Task requirements = Say how many lines in the data below contain the word "microfichas", and give no other text.
Start of Input
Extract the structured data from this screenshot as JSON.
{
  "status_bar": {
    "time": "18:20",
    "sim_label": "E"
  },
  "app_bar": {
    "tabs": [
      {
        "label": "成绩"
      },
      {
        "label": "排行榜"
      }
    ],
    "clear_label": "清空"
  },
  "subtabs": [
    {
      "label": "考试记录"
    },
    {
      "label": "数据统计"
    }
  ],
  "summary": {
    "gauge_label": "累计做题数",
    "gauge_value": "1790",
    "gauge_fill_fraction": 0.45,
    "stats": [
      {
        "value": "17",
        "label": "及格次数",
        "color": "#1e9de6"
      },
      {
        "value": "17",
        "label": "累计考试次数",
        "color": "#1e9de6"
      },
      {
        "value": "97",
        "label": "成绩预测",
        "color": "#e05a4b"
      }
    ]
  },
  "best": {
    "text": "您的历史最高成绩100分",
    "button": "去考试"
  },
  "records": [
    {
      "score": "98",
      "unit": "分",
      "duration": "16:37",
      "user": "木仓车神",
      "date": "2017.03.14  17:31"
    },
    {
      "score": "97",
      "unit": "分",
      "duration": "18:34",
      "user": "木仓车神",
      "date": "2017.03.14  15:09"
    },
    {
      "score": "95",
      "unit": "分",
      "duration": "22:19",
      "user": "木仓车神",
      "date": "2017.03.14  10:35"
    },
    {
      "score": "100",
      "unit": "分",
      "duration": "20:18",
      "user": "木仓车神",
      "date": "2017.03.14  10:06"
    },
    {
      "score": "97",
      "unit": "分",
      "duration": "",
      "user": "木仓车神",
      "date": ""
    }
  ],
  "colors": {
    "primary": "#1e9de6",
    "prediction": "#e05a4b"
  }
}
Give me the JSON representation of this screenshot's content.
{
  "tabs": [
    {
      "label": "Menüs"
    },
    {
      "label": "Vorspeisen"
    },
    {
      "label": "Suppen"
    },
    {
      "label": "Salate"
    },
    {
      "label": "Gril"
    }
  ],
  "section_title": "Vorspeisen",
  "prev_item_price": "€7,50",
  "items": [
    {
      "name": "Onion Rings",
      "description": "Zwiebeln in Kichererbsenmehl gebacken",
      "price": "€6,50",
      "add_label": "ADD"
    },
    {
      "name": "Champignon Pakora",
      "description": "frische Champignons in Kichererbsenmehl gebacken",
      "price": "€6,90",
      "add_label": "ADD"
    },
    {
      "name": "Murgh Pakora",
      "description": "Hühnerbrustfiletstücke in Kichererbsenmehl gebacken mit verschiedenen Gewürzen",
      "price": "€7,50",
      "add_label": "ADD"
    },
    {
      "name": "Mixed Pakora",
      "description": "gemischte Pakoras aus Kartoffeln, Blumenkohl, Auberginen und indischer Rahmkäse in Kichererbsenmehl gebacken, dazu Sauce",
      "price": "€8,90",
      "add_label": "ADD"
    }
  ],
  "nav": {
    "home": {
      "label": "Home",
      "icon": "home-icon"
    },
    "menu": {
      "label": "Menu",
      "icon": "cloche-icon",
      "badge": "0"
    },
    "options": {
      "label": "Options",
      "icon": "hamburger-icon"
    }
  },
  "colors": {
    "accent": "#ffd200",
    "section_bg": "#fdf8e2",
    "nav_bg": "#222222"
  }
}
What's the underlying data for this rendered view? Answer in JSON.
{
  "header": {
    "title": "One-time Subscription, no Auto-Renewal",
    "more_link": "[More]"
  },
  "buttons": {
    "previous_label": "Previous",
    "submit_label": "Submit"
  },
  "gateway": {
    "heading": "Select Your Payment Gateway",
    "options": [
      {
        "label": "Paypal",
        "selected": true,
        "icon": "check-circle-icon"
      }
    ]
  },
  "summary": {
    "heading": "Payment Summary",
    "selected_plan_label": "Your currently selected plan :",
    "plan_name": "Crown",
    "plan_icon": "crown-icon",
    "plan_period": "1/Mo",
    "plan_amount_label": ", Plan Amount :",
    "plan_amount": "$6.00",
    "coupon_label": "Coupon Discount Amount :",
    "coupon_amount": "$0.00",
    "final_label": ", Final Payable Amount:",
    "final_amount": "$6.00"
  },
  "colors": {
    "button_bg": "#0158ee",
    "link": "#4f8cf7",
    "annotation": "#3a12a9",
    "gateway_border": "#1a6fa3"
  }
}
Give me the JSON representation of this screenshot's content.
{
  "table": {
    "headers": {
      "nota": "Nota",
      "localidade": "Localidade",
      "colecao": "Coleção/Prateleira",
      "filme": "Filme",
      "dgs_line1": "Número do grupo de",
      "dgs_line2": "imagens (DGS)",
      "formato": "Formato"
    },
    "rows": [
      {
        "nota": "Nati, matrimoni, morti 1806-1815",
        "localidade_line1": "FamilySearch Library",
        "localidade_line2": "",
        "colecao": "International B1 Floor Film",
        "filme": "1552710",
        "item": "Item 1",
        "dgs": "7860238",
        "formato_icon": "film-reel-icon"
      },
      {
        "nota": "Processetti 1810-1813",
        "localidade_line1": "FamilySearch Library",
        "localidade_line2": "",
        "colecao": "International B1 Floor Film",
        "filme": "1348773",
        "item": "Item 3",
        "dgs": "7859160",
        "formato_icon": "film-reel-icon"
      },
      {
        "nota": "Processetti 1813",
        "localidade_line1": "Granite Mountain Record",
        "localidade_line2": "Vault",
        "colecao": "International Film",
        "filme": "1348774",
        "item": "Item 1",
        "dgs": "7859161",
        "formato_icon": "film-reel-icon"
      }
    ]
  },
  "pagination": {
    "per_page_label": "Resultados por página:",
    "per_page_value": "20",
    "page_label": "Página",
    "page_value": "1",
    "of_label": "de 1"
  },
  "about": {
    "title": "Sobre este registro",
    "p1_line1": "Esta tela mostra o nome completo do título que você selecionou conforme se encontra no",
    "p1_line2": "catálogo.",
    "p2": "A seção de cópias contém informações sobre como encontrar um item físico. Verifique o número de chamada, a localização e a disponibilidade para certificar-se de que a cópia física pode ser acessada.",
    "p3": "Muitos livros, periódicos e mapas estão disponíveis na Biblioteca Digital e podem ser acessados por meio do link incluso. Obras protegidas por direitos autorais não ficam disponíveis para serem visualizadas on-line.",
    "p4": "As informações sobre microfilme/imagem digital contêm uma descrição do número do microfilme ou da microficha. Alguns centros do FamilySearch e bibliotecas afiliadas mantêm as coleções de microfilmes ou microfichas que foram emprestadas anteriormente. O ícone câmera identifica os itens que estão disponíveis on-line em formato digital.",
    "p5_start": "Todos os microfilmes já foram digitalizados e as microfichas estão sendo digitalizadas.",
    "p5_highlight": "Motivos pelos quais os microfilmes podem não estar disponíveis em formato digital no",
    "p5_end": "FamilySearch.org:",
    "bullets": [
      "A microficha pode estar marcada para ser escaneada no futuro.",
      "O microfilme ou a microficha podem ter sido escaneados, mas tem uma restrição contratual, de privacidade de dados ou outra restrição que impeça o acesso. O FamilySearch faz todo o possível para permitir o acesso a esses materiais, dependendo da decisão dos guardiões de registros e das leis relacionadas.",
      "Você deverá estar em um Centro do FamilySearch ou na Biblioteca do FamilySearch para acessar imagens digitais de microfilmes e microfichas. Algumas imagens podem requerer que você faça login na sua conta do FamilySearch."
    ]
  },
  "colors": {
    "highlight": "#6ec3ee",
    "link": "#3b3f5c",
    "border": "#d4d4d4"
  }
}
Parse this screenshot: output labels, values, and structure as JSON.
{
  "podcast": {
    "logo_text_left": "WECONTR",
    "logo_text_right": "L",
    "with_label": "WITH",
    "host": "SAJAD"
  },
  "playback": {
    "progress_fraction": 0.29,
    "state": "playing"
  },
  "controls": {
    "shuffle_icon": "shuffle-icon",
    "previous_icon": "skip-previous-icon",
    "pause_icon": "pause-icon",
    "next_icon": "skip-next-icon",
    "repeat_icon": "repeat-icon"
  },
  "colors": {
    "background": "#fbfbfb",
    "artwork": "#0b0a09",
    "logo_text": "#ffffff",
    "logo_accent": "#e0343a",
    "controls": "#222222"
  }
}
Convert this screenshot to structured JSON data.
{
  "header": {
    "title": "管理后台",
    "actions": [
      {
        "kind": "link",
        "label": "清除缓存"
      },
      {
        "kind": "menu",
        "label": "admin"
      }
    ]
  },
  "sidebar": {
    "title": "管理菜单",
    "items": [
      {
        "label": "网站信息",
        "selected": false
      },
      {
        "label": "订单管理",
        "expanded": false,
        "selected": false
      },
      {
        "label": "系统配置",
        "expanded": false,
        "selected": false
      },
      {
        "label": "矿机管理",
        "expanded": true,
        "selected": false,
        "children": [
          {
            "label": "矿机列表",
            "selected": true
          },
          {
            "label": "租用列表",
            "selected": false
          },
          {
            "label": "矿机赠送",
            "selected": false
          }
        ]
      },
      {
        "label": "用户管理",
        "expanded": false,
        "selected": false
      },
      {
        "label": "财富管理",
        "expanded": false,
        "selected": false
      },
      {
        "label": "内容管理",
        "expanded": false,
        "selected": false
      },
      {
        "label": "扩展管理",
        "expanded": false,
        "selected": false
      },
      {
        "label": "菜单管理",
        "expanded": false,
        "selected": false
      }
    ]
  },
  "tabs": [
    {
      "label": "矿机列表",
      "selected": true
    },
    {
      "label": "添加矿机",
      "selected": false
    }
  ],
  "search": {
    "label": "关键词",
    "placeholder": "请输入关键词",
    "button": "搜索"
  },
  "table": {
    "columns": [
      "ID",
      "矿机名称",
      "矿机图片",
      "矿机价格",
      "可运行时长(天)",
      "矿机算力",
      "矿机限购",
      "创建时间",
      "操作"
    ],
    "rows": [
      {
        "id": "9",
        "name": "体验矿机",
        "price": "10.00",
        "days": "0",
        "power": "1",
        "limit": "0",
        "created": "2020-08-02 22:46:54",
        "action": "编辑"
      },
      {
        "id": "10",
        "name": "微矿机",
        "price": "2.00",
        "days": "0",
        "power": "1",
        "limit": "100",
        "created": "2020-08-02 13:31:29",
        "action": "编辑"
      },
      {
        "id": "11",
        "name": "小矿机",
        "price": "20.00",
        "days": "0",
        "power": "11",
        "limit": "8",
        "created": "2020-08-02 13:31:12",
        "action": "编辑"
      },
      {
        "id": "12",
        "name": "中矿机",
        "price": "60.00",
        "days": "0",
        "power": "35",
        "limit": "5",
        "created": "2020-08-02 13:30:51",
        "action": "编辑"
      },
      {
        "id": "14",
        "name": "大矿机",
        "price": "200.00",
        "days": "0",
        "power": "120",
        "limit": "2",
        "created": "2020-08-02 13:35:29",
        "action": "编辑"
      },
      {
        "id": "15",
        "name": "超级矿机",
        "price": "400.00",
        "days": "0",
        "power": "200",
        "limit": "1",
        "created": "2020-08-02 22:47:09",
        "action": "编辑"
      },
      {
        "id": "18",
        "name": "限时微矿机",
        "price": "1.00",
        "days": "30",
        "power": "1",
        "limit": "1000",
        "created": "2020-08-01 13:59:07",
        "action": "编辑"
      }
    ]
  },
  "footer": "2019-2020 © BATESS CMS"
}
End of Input
Response box = 3